but despite all the reasons i am pro-life, i am also pro-choice. i do not believe that the government can force a woman to keep her unborn baby. i understand that life matters, that someone needs to defend it, that that little life needs an advocate, but i also firmly believe that you cannot make a mother carry her baby. it’s just not possible.
yes, i am a Christ-follower and am pro-life and pro-choice at the same time.
i am living in the messy and painful paradox.
and it’s hard, really hard.
this means i will always anger one side or the other. many pro-choicers will be frustrated right now with some of my strong feelings against abortion, and passionate pro-lifers will be angry that i agree with a woman’s right to choose.
i can’t win. and that’s okay.
i cry out to God not for clarity on which way i should vote or in which camp i should land, but rather on what i can do to participate in bringing Christ’s love to this world.
my hope is that we would be people of love & light & hope & justice & freedom that helped wipe out the need for abortions, so that even though women had the choice, they wouldn’t even go there because they weren’t in that situation in the first place or had the support and love they needed to walk through an unplanned pregnancy.
the way to start is to begin to bravely respect the issues far underneath abortion–issues of vulnerable women, unwise men, dysfunctional family systems, lack of proper birth control, horrible self-esteem, loneliness, violence against women, and the lack of healthy and honest education. and yes, patriarchy and what it has done to disempower women in cultures across the world.
on one hand, i have dreaded writing this post (it’s been in my head for a while) and on another hand, it’s so important for me to continue to live in the tension of not feeling the need to please one group or another, to be okay with not aligning with certain groups’ doctrinal demands, to not be afraid to say “this is what i believe”. you don’t have to agree, you don’t have to feel the same way.
but i do know this: there are a lot of us out here-dedicated Jesus-lovers who are wrestling in deep places of our hearts with this difficult issue and trying as best we can to live in the painful paradox of being pro-life and pro-choice at the same time.
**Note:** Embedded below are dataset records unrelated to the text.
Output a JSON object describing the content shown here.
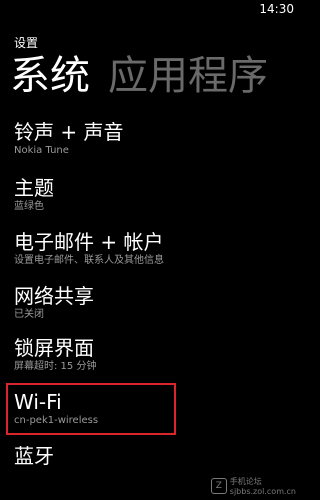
{
  "status_bar": {
    "time": "14:30"
  },
  "header": {
    "app_title": "设置"
  },
  "pivot": {
    "active": "系统",
    "next": "应用程序"
  },
  "items": [
    {
      "title": "铃声 + 声音",
      "subtitle": "Nokia Tune"
    },
    {
      "title": "主题",
      "subtitle": "蓝绿色"
    },
    {
      "title": "电子邮件 + 帐户",
      "subtitle": "设置电子邮件、联系人及其他信息"
    },
    {
      "title": "网络共享",
      "subtitle": "已关闭"
    },
    {
      "title": "锁屏界面",
      "subtitle": "屏幕超时: 15 分钟"
    },
    {
      "title": "Wi-Fi",
      "subtitle": "cn-pek1-wireless"
    },
    {
      "title": "蓝牙",
      "subtitle": ""
    }
  ],
  "highlight_color": "#d9252b",
  "watermark": {
    "logo_text": "Z",
    "line1": "手机论坛",
    "line2": "sjbbs.zol.com.cn"
  }
}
we’re not stupid or unbiblical. we’re not blinded by the world or trapped in darkness. we’re not uneducated or closed-minded. we’re not just liberal or conservative. we’re not caricatured bible-believing-Christians or anything-goes-hippie ones.
we’re flawed human beings living out a messy faith as best we can.
God, give us tenderness, compassion, courage, strength and wisdom as we grapple with these painful realities.